Write out all entries word for word.

-- DATA IN THIS EXERCISE follows --

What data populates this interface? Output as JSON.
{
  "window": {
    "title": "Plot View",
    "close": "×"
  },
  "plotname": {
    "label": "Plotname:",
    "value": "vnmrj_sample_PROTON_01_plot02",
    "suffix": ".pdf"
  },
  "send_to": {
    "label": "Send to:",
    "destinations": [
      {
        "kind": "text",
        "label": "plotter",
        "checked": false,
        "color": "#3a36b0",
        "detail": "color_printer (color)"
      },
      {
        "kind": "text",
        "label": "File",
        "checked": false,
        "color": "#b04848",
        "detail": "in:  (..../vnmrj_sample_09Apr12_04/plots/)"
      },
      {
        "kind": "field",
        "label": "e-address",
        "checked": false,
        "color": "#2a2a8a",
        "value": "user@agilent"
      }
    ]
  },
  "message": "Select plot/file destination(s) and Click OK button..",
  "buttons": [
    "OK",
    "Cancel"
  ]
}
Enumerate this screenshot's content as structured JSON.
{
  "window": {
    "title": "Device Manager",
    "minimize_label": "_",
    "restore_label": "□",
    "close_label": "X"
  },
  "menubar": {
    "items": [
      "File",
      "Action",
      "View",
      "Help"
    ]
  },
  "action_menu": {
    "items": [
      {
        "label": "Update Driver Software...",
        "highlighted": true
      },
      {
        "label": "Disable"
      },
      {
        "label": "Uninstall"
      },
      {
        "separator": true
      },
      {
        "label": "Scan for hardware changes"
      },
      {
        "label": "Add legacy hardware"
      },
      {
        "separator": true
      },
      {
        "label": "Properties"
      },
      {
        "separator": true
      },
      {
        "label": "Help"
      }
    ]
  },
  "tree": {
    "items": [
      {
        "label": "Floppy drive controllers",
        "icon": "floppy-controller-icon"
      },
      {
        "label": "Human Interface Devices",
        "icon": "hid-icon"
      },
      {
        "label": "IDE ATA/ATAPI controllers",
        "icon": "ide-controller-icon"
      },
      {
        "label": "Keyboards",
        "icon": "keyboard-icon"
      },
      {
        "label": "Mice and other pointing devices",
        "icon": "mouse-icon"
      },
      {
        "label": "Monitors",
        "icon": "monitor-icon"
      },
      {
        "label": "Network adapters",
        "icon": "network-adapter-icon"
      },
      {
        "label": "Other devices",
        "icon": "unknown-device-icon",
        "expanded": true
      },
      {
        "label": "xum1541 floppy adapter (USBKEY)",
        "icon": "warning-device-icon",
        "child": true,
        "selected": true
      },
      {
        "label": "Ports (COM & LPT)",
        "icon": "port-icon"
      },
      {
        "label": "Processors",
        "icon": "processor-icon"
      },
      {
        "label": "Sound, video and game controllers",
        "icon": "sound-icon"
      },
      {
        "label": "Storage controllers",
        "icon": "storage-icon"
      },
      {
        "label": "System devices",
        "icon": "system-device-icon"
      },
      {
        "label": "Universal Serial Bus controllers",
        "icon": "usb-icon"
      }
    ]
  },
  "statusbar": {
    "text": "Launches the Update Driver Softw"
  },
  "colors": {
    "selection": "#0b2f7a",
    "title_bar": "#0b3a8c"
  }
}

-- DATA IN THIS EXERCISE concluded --

_SOLUTION TO THE EXERCISE_
What data populates this interface? Output as JSON.
{
  "window": {
    "title": "Plot View",
    "close": "×"
  },
  "plotname": {
    "label": "Plotname:",
    "value": "vnmrj_sample_PROTON_01_plot02",
    "suffix": ".pdf"
  },
  "send_to": {
    "label": "Send to:",
    "destinations": [
      {
        "kind": "text",
        "label": "plotter",
        "checked": false,
        "color": "#3a36b0",
        "detail": "color_printer (color)"
      },
      {
        "kind": "text",
        "label": "File",
        "checked": false,
        "color": "#b04848",
        "detail": "in:  (..../vnmrj_sample_09Apr12_04/plots/)"
      },
      {
        "kind": "field",
        "label": "e-address",
        "checked": false,
        "color": "#2a2a8a",
        "value": "user@agilent"
      }
    ]
  },
  "message": "Select plot/file destination(s) and Click OK button..",
  "buttons": [
    "OK",
    "Cancel"
  ]
}
Enumerate this screenshot's content as structured JSON.
{
  "window": {
    "title": "Device Manager",
    "minimize_label": "_",
    "restore_label": "□",
    "close_label": "X"
  },
  "menubar": {
    "items": [
      "File",
      "Action",
      "View",
      "Help"
    ]
  },
  "action_menu": {
    "items": [
      {
        "label": "Update Driver Software...",
        "highlighted": true
      },
      {
        "label": "Disable"
      },
      {
        "label": "Uninstall"
      },
      {
        "separator": true
      },
      {
        "label": "Scan for hardware changes"
      },
      {
        "label": "Add legacy hardware"
      },
      {
        "separator": true
      },
      {
        "label": "Properties"
      },
      {
        "separator": true
      },
      {
        "label": "Help"
      }
    ]
  },
  "tree": {
    "items": [
      {
        "label": "Floppy drive controllers",
        "icon": "floppy-controller-icon"
      },
      {
        "label": "Human Interface Devices",
        "icon": "hid-icon"
      },
      {
        "label": "IDE ATA/ATAPI controllers",
        "icon": "ide-controller-icon"
      },
      {
        "label": "Keyboards",
        "icon": "keyboard-icon"
      },
      {
        "label": "Mice and other pointing devices",
        "icon": "mouse-icon"
      },
      {
        "label": "Monitors",
        "icon": "monitor-icon"
      },
      {
        "label": "Network adapters",
        "icon": "network-adapter-icon"
      },
      {
        "label": "Other devices",
        "icon": "unknown-device-icon",
        "expanded": true
      },
      {
        "label": "xum1541 floppy adapter (USBKEY)",
        "icon": "warning-device-icon",
        "child": true,
        "selected": true
      },
      {
        "label": "Ports (COM & LPT)",
        "icon": "port-icon"
      },
      {
        "label": "Processors",
        "icon": "processor-icon"
      },
      {
        "label": "Sound, video and game controllers",
        "icon": "sound-icon"
      },
      {
        "label": "Storage controllers",
        "icon": "storage-icon"
      },
      {
        "label": "System devices",
        "icon": "system-device-icon"
      },
      {
        "label": "Universal Serial Bus controllers",
        "icon": "usb-icon"
      }
    ]
  },
  "statusbar": {
    "text": "Launches the Update Driver Softw"
  },
  "colors": {
    "selection": "#0b2f7a",
    "title_bar": "#0b3a8c"
  }
}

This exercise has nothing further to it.